Torq energy gels use natural flavourings and have a thin consistency, so while they are able to pack in 30 grams of carbohydrates per gel, they’re still easier on the gut than most gels on the market today.
Some athletes prefer to get all their calories mixed with water, so drink mixes like Tailwind, SiS’s Beta Fuel, and Maurten’s Drink Mix 160 are all potentially compelling options to fuel marathons. The only caveat is that you’ll have to think about how to carry your drink in a race, as water and fuel stations won’t be tailored to individuals.
If you can’t get on with gels, aren’t a fan of drink mixes and want to stick by solid, chewable nutrition, you could try Sport Beans or Clif Bar Shot Bloks. Both are easy to carry, carbohydrate-rich fuel sources.
Practice makes perfect
The most important thing about fuelling a marathon is practicing in training what you intend to do on race day. It’s far better to discover your body doesn’t agree with a particular product or flavour of gel on a training run than halfway through a race, and the earlier you start practicing your nutrition, the better. You can train your body to take on calories, and fine-tune your plan as you learn what works best for you.
*It’s important to note that while your body has 60 to 90 minutes’ worth of endogenous carbohydrates, you should start topping them up far, far earlier than this. Once you begin to bonk, it’ll be extremely difficult (perhaps impossible) to come back.

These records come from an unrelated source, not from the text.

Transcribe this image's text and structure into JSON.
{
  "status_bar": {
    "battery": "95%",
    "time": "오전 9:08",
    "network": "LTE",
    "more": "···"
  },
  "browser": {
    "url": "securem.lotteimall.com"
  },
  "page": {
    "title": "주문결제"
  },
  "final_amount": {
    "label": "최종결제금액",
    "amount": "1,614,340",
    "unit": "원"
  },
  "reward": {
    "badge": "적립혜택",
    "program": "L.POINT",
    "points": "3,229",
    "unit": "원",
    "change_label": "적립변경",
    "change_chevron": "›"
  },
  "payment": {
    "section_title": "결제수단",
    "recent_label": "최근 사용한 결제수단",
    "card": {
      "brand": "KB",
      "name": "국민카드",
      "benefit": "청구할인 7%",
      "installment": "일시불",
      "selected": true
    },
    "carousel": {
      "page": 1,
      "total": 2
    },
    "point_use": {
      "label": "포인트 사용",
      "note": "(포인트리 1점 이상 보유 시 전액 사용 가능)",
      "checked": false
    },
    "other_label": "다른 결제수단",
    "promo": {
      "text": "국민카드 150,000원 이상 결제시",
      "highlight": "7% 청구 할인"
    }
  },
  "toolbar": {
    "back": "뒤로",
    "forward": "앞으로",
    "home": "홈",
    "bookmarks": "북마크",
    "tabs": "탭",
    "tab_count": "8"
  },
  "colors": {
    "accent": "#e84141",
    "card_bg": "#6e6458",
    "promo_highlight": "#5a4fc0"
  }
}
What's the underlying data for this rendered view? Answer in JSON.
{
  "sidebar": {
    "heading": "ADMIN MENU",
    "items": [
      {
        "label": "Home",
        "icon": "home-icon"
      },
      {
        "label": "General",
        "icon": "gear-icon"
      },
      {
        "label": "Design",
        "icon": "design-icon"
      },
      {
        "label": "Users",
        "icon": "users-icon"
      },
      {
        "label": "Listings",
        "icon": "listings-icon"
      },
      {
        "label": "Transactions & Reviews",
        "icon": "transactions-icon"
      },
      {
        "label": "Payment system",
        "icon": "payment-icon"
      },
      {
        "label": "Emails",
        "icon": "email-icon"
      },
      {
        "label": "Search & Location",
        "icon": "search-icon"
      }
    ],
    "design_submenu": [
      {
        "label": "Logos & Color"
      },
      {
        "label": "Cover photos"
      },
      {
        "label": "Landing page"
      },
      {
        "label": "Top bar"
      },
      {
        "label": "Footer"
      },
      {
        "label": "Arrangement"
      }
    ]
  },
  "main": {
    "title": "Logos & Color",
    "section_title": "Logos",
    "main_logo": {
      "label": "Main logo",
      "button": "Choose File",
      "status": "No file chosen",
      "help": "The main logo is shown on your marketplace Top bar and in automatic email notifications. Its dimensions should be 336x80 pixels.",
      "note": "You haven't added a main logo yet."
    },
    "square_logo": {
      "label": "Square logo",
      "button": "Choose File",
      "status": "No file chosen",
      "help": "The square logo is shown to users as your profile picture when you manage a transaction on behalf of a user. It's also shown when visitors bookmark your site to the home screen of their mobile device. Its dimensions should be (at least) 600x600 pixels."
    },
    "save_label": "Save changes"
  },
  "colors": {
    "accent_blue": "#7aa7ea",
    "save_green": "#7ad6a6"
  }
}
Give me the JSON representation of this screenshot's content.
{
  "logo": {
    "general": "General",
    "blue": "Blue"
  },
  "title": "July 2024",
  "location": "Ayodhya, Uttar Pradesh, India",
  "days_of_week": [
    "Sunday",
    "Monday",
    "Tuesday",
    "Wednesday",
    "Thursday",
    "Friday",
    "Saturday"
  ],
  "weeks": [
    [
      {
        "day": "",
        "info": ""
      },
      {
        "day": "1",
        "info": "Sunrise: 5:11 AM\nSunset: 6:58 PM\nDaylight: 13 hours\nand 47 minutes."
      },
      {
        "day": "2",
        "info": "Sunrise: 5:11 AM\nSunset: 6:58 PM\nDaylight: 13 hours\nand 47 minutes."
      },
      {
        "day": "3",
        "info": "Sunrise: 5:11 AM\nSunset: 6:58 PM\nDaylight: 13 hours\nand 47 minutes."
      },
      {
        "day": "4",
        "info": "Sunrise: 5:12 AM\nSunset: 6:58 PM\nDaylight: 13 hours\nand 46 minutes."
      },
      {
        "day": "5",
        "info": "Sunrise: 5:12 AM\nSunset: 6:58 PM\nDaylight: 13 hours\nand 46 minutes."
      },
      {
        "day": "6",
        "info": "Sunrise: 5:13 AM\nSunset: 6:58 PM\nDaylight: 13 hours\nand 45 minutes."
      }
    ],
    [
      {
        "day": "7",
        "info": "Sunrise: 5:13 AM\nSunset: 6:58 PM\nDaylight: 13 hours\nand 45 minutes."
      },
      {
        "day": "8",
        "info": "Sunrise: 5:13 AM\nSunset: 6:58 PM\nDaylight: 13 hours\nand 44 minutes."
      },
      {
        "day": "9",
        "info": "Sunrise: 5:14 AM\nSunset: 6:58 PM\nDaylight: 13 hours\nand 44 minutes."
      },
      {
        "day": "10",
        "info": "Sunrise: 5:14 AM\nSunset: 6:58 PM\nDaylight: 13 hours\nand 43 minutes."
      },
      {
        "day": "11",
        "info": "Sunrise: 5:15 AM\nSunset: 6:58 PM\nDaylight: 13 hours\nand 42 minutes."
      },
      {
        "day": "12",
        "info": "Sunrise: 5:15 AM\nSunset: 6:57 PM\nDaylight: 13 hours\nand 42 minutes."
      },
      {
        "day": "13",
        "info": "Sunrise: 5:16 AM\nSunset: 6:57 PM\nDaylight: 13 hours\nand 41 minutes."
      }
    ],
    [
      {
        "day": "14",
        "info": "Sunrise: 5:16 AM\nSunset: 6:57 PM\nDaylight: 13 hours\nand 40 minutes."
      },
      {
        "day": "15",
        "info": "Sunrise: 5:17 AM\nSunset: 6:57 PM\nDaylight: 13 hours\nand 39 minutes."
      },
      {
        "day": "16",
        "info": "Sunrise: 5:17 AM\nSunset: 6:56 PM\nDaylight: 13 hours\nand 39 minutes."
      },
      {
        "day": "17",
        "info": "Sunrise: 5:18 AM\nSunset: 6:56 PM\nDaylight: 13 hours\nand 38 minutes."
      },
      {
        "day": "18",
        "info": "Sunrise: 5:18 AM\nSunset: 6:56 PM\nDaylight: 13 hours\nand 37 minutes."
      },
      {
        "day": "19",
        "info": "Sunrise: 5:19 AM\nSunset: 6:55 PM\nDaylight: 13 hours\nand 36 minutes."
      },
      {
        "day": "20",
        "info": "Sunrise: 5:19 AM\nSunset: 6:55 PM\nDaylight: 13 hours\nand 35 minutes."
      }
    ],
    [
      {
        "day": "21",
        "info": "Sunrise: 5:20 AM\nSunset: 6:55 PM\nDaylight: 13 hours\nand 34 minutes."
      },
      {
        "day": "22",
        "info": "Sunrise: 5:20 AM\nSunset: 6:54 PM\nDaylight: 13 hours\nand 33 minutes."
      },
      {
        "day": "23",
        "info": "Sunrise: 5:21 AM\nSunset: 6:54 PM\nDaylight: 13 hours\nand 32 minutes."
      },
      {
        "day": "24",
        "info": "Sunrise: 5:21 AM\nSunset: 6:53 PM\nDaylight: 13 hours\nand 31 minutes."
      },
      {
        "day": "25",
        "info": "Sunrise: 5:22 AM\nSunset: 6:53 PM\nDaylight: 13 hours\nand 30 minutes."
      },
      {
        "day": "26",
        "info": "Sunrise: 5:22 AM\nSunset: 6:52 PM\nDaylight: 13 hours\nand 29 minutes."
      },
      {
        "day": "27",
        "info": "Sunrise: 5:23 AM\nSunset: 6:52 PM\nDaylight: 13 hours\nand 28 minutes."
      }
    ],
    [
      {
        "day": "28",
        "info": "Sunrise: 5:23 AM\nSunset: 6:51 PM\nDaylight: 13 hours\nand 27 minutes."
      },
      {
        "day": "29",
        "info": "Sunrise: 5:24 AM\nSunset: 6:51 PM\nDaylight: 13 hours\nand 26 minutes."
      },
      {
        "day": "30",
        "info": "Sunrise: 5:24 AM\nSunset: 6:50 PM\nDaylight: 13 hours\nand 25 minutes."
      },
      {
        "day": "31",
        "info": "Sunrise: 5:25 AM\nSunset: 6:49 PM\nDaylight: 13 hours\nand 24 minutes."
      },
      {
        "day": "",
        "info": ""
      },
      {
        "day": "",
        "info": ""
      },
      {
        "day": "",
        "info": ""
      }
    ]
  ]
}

If your plan is to take a gel every 45 minutes, take your first gel 45 minutes into the race, if it’s every 30, take it 30 minutes in. Remember that you’re fuelling to sustain an effort, not depleting your reserves and replacing them.